EXERCISE DIRECTIONS: Take each line of the listing that has the string "Bureau" and report it.

DATA:
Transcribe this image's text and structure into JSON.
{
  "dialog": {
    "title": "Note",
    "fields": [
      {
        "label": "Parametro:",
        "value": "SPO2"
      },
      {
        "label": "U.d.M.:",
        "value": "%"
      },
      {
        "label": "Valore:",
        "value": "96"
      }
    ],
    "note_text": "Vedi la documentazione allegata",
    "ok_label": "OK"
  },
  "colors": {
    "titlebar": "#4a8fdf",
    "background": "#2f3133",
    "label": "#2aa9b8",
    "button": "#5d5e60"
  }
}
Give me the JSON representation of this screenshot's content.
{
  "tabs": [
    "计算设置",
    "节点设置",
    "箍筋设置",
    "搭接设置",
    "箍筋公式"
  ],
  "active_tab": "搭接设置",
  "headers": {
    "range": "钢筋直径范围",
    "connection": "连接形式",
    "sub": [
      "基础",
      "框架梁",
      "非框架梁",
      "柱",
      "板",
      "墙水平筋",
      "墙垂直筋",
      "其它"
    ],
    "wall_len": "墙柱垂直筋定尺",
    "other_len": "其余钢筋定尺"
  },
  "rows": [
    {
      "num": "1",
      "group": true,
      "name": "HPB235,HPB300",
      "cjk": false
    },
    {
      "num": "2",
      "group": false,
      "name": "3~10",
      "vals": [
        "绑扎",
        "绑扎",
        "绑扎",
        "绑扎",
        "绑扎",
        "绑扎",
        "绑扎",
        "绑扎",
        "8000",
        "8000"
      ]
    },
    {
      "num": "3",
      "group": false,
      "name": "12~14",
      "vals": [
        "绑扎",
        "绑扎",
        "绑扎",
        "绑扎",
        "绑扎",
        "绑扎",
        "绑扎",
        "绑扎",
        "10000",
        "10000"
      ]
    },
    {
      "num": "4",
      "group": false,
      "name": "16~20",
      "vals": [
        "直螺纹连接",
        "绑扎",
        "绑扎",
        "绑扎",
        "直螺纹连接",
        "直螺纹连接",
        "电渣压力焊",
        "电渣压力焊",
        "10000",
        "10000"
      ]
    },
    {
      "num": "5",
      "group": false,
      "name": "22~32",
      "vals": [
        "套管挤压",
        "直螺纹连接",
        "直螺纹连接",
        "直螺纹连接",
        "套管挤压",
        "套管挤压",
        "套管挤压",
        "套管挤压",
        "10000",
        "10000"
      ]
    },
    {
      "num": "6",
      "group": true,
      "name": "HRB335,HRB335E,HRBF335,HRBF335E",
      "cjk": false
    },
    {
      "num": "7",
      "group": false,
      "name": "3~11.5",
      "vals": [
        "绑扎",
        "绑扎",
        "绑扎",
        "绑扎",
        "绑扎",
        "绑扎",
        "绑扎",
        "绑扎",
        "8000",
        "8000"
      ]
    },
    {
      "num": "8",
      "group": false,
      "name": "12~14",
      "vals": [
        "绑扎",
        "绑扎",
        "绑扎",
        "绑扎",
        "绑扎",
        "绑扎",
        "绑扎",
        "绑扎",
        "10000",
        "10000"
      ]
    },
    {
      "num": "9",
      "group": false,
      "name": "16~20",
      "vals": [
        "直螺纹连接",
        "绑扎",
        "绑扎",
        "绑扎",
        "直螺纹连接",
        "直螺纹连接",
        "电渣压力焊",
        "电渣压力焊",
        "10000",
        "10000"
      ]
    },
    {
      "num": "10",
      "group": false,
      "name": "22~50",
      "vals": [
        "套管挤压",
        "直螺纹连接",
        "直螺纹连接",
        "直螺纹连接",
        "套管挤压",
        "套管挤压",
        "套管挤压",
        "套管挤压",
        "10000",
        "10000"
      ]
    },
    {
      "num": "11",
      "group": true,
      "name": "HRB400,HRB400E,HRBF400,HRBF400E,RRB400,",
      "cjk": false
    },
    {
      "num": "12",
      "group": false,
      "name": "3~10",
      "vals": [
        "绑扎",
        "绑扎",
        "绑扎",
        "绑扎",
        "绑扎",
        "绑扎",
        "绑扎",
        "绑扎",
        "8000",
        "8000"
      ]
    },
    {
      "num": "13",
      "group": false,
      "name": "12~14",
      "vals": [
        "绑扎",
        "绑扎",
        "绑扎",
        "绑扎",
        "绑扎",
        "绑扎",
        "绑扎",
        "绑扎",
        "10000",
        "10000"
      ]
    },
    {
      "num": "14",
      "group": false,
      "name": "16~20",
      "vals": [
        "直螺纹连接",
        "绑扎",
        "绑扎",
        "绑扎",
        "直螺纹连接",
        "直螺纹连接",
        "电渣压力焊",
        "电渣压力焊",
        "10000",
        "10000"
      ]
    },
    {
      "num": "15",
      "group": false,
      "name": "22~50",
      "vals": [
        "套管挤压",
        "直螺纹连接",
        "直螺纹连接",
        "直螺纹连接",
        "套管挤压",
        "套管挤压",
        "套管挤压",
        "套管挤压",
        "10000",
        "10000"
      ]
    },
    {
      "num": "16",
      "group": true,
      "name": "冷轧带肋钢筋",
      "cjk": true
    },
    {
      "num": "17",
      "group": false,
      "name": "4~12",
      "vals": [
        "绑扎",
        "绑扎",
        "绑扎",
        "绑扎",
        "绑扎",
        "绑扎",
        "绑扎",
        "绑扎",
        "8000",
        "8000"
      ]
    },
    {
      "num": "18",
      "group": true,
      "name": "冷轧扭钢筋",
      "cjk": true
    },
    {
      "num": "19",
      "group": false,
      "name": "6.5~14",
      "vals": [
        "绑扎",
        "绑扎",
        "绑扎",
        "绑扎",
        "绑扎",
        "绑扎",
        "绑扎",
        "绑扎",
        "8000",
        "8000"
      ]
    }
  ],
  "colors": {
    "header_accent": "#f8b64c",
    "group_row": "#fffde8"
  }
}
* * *
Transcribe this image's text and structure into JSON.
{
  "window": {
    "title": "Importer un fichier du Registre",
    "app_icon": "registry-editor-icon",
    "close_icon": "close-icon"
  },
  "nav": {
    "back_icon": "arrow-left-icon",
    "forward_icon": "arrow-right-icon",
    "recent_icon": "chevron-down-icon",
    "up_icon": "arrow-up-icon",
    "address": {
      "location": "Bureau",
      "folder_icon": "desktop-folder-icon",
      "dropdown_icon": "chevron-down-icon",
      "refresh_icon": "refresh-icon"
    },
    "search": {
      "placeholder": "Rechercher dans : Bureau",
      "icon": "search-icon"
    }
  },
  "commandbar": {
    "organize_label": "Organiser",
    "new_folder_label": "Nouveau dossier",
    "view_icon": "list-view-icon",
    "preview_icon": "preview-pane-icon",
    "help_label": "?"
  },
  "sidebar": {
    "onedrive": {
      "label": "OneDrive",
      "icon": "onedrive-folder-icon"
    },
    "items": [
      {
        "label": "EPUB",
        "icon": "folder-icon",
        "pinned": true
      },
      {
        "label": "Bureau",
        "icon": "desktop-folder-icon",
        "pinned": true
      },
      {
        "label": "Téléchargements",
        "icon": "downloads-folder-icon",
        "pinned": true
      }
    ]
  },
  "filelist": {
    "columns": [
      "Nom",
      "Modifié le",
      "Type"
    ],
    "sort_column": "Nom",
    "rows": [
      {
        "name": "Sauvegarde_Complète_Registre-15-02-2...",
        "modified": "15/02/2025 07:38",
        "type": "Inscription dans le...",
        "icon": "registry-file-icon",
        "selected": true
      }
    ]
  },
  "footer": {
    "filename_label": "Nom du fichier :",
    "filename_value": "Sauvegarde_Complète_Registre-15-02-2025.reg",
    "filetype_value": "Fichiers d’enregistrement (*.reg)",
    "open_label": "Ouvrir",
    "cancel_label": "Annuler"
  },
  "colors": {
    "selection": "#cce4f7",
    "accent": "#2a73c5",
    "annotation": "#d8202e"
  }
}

SOLUTION:
      "location": "Bureau",
      "placeholder": "Rechercher dans : Bureau",
        "label": "Bureau",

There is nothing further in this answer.